Task objective:
Nothing but a number is wanted: the count of lines in the records below that include "نیاز".

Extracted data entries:
Start of Block
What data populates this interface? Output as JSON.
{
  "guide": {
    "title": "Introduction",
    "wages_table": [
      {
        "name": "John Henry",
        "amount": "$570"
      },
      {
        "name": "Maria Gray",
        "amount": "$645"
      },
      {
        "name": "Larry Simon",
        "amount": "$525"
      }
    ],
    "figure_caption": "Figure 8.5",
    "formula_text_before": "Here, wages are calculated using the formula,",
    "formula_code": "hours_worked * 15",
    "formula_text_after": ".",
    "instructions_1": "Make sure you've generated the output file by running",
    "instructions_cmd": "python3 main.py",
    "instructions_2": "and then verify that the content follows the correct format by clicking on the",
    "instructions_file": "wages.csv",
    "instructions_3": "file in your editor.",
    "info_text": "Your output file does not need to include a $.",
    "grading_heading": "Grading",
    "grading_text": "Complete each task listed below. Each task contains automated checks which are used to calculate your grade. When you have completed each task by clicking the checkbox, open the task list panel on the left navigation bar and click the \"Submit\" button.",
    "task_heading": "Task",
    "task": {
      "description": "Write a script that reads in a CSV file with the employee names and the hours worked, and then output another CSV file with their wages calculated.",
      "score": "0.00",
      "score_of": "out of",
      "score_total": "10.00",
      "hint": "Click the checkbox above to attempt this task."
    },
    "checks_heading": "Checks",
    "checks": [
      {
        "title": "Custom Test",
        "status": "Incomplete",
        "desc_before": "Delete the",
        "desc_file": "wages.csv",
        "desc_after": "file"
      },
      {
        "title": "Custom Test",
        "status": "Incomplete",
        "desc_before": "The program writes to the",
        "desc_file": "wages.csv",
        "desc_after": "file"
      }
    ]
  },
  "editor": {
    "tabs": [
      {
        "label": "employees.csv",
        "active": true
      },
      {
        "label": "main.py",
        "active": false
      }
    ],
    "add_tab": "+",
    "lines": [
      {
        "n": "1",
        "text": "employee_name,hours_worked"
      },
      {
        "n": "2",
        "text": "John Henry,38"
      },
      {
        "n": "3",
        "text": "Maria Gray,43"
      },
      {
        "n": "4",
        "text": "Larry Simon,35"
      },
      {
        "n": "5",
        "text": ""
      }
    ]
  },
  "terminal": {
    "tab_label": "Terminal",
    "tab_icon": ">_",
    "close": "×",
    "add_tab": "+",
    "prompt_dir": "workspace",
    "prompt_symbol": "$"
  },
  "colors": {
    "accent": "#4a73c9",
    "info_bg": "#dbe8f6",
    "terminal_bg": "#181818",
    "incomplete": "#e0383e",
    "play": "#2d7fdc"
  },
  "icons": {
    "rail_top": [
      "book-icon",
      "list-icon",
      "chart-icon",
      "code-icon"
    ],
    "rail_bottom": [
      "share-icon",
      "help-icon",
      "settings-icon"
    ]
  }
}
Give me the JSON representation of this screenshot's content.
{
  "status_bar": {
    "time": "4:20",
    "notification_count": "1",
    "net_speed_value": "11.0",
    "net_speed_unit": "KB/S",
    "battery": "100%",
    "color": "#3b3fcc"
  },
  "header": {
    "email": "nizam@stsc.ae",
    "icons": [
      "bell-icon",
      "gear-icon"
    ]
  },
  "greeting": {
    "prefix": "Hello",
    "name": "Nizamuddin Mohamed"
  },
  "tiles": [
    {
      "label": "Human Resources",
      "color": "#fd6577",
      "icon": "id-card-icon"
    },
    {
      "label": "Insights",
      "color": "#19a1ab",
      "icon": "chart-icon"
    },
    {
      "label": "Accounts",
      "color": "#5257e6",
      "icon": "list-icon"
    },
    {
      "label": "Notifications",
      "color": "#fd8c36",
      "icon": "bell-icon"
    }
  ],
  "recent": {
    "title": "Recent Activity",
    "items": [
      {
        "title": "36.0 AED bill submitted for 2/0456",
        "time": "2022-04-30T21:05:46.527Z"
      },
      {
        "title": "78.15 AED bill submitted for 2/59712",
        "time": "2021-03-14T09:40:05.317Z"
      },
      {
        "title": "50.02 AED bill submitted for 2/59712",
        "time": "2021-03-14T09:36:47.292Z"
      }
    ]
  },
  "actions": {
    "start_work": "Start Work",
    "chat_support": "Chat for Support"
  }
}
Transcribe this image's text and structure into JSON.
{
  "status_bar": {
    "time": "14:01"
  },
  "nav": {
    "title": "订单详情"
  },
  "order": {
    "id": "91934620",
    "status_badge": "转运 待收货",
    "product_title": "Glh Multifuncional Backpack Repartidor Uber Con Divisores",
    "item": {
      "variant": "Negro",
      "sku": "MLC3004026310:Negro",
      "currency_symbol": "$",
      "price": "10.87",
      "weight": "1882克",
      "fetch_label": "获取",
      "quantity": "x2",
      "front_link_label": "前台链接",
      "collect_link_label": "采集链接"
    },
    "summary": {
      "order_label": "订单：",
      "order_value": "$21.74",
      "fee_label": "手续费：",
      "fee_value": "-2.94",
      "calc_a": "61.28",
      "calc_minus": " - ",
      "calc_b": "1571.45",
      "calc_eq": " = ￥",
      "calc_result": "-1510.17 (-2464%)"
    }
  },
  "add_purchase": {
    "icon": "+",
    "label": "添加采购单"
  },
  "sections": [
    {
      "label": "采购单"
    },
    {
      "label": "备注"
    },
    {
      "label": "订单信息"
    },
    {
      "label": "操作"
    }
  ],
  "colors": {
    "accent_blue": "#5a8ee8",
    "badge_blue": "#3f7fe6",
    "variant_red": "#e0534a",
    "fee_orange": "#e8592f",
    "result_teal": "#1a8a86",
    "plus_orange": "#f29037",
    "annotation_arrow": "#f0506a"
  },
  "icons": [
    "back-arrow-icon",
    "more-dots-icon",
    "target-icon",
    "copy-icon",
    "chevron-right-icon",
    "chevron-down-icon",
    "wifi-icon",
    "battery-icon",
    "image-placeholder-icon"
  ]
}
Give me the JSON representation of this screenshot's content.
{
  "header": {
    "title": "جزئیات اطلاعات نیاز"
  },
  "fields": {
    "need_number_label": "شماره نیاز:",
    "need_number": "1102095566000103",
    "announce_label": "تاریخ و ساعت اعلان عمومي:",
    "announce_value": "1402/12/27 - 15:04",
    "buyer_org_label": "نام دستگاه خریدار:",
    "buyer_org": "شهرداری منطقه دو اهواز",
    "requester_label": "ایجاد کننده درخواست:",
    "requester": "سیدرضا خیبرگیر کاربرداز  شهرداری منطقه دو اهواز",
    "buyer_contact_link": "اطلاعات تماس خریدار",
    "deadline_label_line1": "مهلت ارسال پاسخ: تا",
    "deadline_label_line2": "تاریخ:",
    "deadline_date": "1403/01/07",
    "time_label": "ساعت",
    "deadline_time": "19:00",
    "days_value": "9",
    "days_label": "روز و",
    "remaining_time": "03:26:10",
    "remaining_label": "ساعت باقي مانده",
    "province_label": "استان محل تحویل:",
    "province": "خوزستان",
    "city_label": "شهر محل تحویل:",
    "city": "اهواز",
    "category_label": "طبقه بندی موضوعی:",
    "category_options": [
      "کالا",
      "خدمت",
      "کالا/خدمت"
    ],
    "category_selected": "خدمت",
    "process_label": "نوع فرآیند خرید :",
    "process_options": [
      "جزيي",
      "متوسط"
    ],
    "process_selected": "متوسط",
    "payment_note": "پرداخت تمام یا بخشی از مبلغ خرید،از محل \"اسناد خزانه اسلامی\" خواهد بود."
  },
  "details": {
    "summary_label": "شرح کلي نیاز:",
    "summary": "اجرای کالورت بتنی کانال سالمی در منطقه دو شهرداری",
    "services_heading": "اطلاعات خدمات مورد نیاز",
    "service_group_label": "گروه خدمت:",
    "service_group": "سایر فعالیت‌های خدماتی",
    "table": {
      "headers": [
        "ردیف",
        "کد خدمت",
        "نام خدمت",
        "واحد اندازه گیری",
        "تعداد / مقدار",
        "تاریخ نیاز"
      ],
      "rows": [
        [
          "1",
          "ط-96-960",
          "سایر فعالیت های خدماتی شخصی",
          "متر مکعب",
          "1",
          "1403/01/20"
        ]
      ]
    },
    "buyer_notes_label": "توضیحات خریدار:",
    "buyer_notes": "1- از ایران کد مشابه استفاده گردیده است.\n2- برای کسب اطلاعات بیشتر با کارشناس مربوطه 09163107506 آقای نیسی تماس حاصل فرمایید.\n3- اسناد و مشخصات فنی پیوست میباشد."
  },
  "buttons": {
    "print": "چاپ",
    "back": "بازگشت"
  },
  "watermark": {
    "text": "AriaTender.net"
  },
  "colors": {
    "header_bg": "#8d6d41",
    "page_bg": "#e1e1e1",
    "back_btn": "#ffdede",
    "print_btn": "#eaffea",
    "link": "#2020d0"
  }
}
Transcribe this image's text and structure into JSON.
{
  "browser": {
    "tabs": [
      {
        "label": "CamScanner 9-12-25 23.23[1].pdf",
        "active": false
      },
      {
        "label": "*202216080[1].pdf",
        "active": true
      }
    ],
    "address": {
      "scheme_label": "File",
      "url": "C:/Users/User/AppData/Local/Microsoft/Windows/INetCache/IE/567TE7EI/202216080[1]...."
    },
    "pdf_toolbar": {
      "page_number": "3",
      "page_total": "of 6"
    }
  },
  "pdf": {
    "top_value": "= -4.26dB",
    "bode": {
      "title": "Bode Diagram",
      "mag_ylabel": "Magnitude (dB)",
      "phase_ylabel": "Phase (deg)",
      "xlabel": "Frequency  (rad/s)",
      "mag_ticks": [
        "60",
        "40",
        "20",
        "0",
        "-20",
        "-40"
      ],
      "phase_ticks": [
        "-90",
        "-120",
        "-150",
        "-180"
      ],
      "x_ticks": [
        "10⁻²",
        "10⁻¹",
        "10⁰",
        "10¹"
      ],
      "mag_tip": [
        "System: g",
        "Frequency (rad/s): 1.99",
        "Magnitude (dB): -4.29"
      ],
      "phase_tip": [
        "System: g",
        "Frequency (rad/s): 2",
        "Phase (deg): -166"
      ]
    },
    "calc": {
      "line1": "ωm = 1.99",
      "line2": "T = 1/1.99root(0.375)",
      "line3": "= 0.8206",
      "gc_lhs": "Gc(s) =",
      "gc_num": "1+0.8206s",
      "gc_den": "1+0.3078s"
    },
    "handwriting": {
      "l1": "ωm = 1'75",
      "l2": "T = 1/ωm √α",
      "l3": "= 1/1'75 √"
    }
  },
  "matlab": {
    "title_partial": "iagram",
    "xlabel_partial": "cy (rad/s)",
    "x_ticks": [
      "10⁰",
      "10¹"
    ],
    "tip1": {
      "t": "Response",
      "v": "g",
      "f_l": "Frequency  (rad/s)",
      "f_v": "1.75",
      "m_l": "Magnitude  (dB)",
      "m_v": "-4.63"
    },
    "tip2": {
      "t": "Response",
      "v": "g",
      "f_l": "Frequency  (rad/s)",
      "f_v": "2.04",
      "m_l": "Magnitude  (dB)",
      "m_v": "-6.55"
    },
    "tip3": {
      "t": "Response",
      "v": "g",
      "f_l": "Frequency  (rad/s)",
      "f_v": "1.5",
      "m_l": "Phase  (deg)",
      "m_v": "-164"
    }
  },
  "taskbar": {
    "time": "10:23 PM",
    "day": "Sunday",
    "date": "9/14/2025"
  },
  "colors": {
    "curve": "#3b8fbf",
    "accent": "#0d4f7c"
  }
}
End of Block
Solution to this problem:
5